Work Package 2

Pre-treatment methods for recycled Wood mixtures

Ethanol based organosolv and alkaline oxidation will be studied as pre-treatment methods for recycled waste wood aiming to produce well hydrolysable cellulosic fibres, as well as polymeric lignin and hemicellulose side streams with distinct structural features that could be utilized in biobased products in WP3. Performance of those will be compared with Steam Explosion.

Workpackage Leader

Detlef Schmiedl

Fraunhofer ICT 

Work Package 2.1

Steam explosion pre-treatment

Steam explosion is generally considered the most practical and so far best established pre-treatment technology for the 2nd generation bioethanol production from LC feedstocks. However, the remaining lignin retards the enzymatic hydrolysability of the fibers, and the utilisation of lignin after simultaneous saccharification and fermentation (SSF) is more difficult due to the remaining carbohydrate and protein impurities. There are still many practical reasons (simple process, available industrial equipment, and minor use of added chemicals) favouring steam explosion, and it will be considered here as a reference treatment for the organosolv cooking and modified alkaline oxidation.

Work Package 2.2

Ethanol/water organosolv pulping

Ethanol-water organosolv pulping is an autocatalytic pulping process with water/ethanol-mixtures. During the process catalytic amounts of carboxylic acid (acetic acid) will be liberated from hemicellulose. This process allows the complete fractionation of LC biomass in its main components without aggressive chemicals. The presence of acidic catalyst during the pulping further increases the purity of cellulose, enhances lignin dissolution, and increases the amount of oligomeric hemicellulose. Removing of ethanol from the pulping liqueur readily leads to a lignin precipitation. The hemicelluloses are mainly dissolved in the first pulp washing stage after the removal of the lignin containing cooking liquor, and relatively pure hemicellulose fraction for WP3 can be obtained. Further separation techniques can be used to generate a concentrated hemicellulose fraction. Resin like components (resin acids, glues) might disturb the pulping process. Thus, a pre-extraction stage with organic solvents before the pulping is necessary in the case of resinous-rich wood species.

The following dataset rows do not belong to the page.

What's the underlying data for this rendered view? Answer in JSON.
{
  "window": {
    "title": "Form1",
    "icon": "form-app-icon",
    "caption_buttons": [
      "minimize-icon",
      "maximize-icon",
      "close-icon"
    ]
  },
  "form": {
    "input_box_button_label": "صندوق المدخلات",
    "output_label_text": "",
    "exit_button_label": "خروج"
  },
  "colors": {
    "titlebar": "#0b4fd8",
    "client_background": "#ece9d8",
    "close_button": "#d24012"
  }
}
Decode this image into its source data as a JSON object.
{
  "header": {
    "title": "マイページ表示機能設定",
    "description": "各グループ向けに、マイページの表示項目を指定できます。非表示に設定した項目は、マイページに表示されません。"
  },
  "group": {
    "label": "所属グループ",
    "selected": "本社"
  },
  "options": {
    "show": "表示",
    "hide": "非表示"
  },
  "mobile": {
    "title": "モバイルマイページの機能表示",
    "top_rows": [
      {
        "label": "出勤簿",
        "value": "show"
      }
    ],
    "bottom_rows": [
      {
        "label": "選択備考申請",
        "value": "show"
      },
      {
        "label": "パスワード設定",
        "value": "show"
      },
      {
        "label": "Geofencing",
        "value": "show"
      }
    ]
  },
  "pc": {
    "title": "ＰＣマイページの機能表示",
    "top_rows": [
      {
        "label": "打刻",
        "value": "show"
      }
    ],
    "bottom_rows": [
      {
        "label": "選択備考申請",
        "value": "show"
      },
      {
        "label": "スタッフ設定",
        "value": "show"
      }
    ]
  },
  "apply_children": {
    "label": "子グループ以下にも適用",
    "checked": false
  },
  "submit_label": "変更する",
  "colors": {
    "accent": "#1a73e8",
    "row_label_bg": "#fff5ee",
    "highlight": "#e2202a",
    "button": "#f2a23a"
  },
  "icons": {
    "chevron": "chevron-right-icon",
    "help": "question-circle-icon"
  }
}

Work Package 2.3

Alkaline oxidation pulping

LC raw materials can be effectively fractionated also by alkaline oxidation. Carbonate based alkaline oxidation with elemental oxygen has been shown to produce well hydrolysable pulp generally suitable for fermentation processes with fresh wood even without any additional catalysts. The optimal cooking conditions (time, temperature, alkalinity, O2 charge, and need for mechanical defibering) will be screened for recycled wood mixtures to reach the sufficient kappa level providing the highest enzymatic hydrolysability (to be determined in WP3).

Work Package 2.4

Super critical water oxidation of pulping water phases

Supercritical Water Oxidation (SCWO), is a high-efficiency, thermal oxidation process capable of treating a wide variety of hazardous and non-hazardous wastes. The SCWO reaction takes place at elevated temperature and pressure above the critical point of water (Pc= 220.55 bar, Tc=373.976 C). SCWO is ideally suited for treating waste streams containing high concentrations of water. SCWO processing systems are fully enclosed and do not produce hazardous air pollutants (HAPS) or NOx. SCWO processing is not limited to disposal of organic compounds and complex organic wastes. Chemical reactions in SCWO processing systems obey the laws of mass, charge, energy and elemental conservation.

Work Package 2.5

Thermochemical process to convert contaminated wood waste into biofuels and chemicals (ENERKEMprocess©)

Enerkem converts mixed waste and residues into a pure synthesis gas (or syngas) which is suitable for the production of biofuels and chemicals using proven, well-established and commercially available catalysts. With its proprietary technology platform, the company is able to chemically recycle the carbon molecules from non recyclable waste into a number of products. Enerkem has validated its technology over 10 years using solid waste from several municipalities, as well as a broad range of residues. Enerkem’s process uses relatively low temperatures and pressures, which reduces energy requirements and costs. Feedstock analysis and a pilot trial is foreseen within ReWoBioRef that shall provide a general feasiblity study and a proof-of-concept for the utilisation of contaminated wood of A IV, D and lower grades from European waste wood sources.